+++ DATASET EXTRACT +++

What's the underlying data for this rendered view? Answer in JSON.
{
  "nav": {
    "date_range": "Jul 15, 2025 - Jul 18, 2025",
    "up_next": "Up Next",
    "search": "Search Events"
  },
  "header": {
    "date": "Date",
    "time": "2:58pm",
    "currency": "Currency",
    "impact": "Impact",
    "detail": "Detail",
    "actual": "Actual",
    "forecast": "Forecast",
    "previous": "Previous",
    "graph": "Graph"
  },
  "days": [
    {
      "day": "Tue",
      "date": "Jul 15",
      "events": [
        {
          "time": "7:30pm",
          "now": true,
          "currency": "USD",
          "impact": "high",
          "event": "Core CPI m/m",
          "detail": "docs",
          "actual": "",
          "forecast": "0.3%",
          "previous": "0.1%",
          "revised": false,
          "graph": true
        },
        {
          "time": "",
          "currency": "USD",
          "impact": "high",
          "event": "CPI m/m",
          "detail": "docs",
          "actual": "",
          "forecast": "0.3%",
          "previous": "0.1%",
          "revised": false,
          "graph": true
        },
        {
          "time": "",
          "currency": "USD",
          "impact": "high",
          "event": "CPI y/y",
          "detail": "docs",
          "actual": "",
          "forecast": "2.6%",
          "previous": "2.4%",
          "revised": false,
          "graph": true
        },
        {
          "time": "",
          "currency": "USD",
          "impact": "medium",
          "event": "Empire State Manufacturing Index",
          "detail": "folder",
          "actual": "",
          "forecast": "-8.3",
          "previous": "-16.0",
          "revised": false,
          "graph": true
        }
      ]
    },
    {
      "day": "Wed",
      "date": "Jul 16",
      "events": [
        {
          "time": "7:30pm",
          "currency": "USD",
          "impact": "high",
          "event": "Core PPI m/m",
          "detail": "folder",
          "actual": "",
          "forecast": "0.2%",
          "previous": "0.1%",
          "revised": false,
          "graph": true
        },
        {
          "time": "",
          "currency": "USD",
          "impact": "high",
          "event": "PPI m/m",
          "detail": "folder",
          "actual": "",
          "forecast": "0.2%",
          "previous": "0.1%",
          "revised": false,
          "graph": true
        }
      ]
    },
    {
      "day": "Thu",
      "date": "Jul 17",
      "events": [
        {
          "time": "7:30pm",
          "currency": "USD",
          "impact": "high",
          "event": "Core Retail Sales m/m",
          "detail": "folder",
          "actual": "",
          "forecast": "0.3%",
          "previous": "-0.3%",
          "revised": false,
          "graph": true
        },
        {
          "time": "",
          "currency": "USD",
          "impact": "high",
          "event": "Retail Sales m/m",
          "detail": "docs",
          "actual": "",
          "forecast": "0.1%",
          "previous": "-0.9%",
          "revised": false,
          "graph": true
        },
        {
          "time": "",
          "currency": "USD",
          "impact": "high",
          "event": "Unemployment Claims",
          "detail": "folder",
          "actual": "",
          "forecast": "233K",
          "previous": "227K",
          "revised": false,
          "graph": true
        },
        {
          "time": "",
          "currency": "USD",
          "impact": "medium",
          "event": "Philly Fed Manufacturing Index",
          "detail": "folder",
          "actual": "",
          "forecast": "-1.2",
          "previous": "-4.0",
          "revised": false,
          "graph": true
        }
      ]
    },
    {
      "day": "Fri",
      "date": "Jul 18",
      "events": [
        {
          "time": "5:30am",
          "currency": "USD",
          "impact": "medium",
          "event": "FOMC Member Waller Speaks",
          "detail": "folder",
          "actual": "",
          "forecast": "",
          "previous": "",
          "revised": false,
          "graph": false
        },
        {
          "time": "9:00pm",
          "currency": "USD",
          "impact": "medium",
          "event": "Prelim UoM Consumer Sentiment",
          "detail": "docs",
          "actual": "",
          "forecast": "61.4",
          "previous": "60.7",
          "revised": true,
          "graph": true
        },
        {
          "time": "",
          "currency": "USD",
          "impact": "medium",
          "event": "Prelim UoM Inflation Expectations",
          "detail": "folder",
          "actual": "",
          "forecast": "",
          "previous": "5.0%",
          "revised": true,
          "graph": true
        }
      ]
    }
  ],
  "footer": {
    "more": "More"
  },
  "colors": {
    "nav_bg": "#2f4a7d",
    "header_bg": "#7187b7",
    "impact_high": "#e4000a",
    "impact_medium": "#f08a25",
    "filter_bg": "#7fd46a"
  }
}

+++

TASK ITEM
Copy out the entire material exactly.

RESPONSE
What's the underlying data for this rendered view? Answer in JSON.
{
  "nav": {
    "date_range": "Jul 15, 2025 - Jul 18, 2025",
    "up_next": "Up Next",
    "search": "Search Events"
  },
  "header": {
    "date": "Date",
    "time": "2:58pm",
    "currency": "Currency",
    "impact": "Impact",
    "detail": "Detail",
    "actual": "Actual",
    "forecast": "Forecast",
    "previous": "Previous",
    "graph": "Graph"
  },
  "days": [
    {
      "day": "Tue",
      "date": "Jul 15",
      "events": [
        {
          "time": "7:30pm",
          "now": true,
          "currency": "USD",
          "impact": "high",
          "event": "Core CPI m/m",
          "detail": "docs",
          "actual": "",
          "forecast": "0.3%",
          "previous": "0.1%",
          "revised": false,
          "graph": true
        },
        {
          "time": "",
          "currency": "USD",
          "impact": "high",
          "event": "CPI m/m",
          "detail": "docs",
          "actual": "",
          "forecast": "0.3%",
          "previous": "0.1%",
          "revised": false,
          "graph": true
        },
        {
          "time": "",
          "currency": "USD",
          "impact": "high",
          "event": "CPI y/y",
          "detail": "docs",
          "actual": "",
          "forecast": "2.6%",
          "previous": "2.4%",
          "revised": false,
          "graph": true
        },
        {
          "time": "",
          "currency": "USD",
          "impact": "medium",
          "event": "Empire State Manufacturing Index",
          "detail": "folder",
          "actual": "",
          "forecast": "-8.3",
          "previous": "-16.0",
          "revised": false,
          "graph": true
        }
      ]
    },
    {
      "day": "Wed",
      "date": "Jul 16",
      "events": [
        {
          "time": "7:30pm",
          "currency": "USD",
          "impact": "high",
          "event": "Core PPI m/m",
          "detail": "folder",
          "actual": "",
          "forecast": "0.2%",
          "previous": "0.1%",
          "revised": false,
          "graph": true
        },
        {
          "time": "",
          "currency": "USD",
          "impact": "high",
          "event": "PPI m/m",
          "detail": "folder",
          "actual": "",
          "forecast": "0.2%",
          "previous": "0.1%",
          "revised": false,
          "graph": true
        }
      ]
    },
    {
      "day": "Thu",
      "date": "Jul 17",
      "events": [
        {
          "time": "7:30pm",
          "currency": "USD",
          "impact": "high",
          "event": "Core Retail Sales m/m",
          "detail": "folder",
          "actual": "",
          "forecast": "0.3%",
          "previous": "-0.3%",
          "revised": false,
          "graph": true
        },
        {
          "time": "",
          "currency": "USD",
          "impact": "high",
          "event": "Retail Sales m/m",
          "detail": "docs",
          "actual": "",
          "forecast": "0.1%",
          "previous": "-0.9%",
          "revised": false,
          "graph": true
        },
        {
          "time": "",
          "currency": "USD",
          "impact": "high",
          "event": "Unemployment Claims",
          "detail": "folder",
          "actual": "",
          "forecast": "233K",
          "previous": "227K",
          "revised": false,
          "graph": true
        },
        {
          "time": "",
          "currency": "USD",
          "impact": "medium",
          "event": "Philly Fed Manufacturing Index",
          "detail": "folder",
          "actual": "",
          "forecast": "-1.2",
          "previous": "-4.0",
          "revised": false,
          "graph": true
        }
      ]
    },
    {
      "day": "Fri",
      "date": "Jul 18",
      "events": [
        {
          "time": "5:30am",
          "currency": "USD",
          "impact": "medium",
          "event": "FOMC Member Waller Speaks",
          "detail": "folder",
          "actual": "",
          "forecast": "",
          "previous": "",
          "revised": false,
          "graph": false
        },
        {
          "time": "9:00pm",
          "currency": "USD",
          "impact": "medium",
          "event": "Prelim UoM Consumer Sentiment",
          "detail": "docs",
          "actual": "",
          "forecast": "61.4",
          "previous": "60.7",
          "revised": true,
          "graph": true
        },
        {
          "time": "",
          "currency": "USD",
          "impact": "medium",
          "event": "Prelim UoM Inflation Expectations",
          "detail": "folder",
          "actual": "",
          "forecast": "",
          "previous": "5.0%",
          "revised": true,
          "graph": true
        }
      ]
    }
  ],
  "footer": {
    "more": "More"
  },
  "colors": {
    "nav_bg": "#2f4a7d",
    "header_bg": "#7187b7",
    "impact_high": "#e4000a",
    "impact_medium": "#f08a25",
    "filter_bg": "#7fd46a"
  }
}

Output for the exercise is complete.